“Life is not a series of gig lamps symmetrically arranged; life is a luminous halo, a semitransparent envelope surrounding us from the beginning of consciousness to the end.” has left a very deep impression on me which I might not forget for years. The visual approach and the imagination that she serves to the readers in her modernist texts are worthy of every possible appreciation. 


3. What piece of advice would you like to give to future aspiring writers and ones who are insecure about their art?


Make no mistake, I am no writer or even a designated person to answer this question in the professional capacity. But, as a young literature student who likes to read and write and with some of my pieces published in different platforms, all I can say is that when you feel strongly about something, just write it down. Don’t worry about it being “not good enough,” because the toughest part of writing, according to me, is actually writing it down.


So, consider 70% of your work done. All that is left now is editing, refining and referencing your writing. This is the best part because you get to brainstorm and find so many ways of saying the same thing. So, my advice to all is to write freely and not only imagining but believing that everyone is going to judge your writing but it doesn’t affect you. It is then that you’ll overcome your insecurity about your art and treat it like the precious thing it is because it is a part of you!


4. Which is your favourite book and why?


Owing to my background in diverse fields, I’ve read different books of multiple genres and I’ve got a list of all the books that I love, so it’s very difficult for me to just name one. But, to answer this question I’ll talk about that one book which has deeply impacted me and changed the way I think. I am talking about Bhagwad Gita. Despite being an English major, I deeply love Bhagwad Gita because of the lessons of life it gives.


I won’t go into the details because I’d be successful if you experience this book yourself. But, to illustrate my point, I’d highlight that my last answer talked about accepting the fact that everyone will judge you but you shouldn’t be affected by it, is one of the teachings that I’ve imbibed from the Bhagwad Gita. It talks about detachment, acting on your emotions, gaining perfection in your work and so much more. 


5. How can we encourage more young students such as yourself to take up leadership role? 


When one is passionate about something, it becomes easier to visualise that dream and to make it come true and when you take the responsibility of this, you automatically come in the lead role. If I talk about myself, the credit of whatever I’ve done goes to my inspiration, Dr Pawan Sinha ‘Guruji’, who has worked extensively to empower the youth so that they come in the leadership position and serve the nation.


So, under the right guidance, with the goal in your mind and passion, even young students can take up the leading role. Also, leadership is not about coming to the front while receiving appreciation, but to serve the team, guide them and taking responsibility for the mistakes. This is what servant leadership is. 


6. What have been your biggest challenges and learning from what you do?


I believe that whenever one tries to follow a different path or even a path that one is passionate about, there are several obstacles in the way.
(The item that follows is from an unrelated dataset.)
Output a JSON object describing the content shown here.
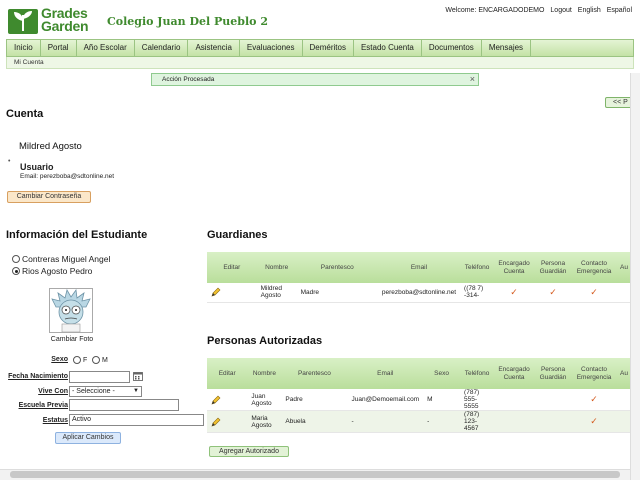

These obstacles can include your friends who will oppose you and your ideology or your relatives or even unknown people on the internet who don’t like what you’re doing. But, one learning that I followed is, “Each work has to pass through these stages—ridicule, opposition, and then acceptance.” This quote by Swami Vivekananda is what keeps me going. 


- Palak Aggarwal

Interviewed by - Priyanshi Arora


Post a comment

0 Comments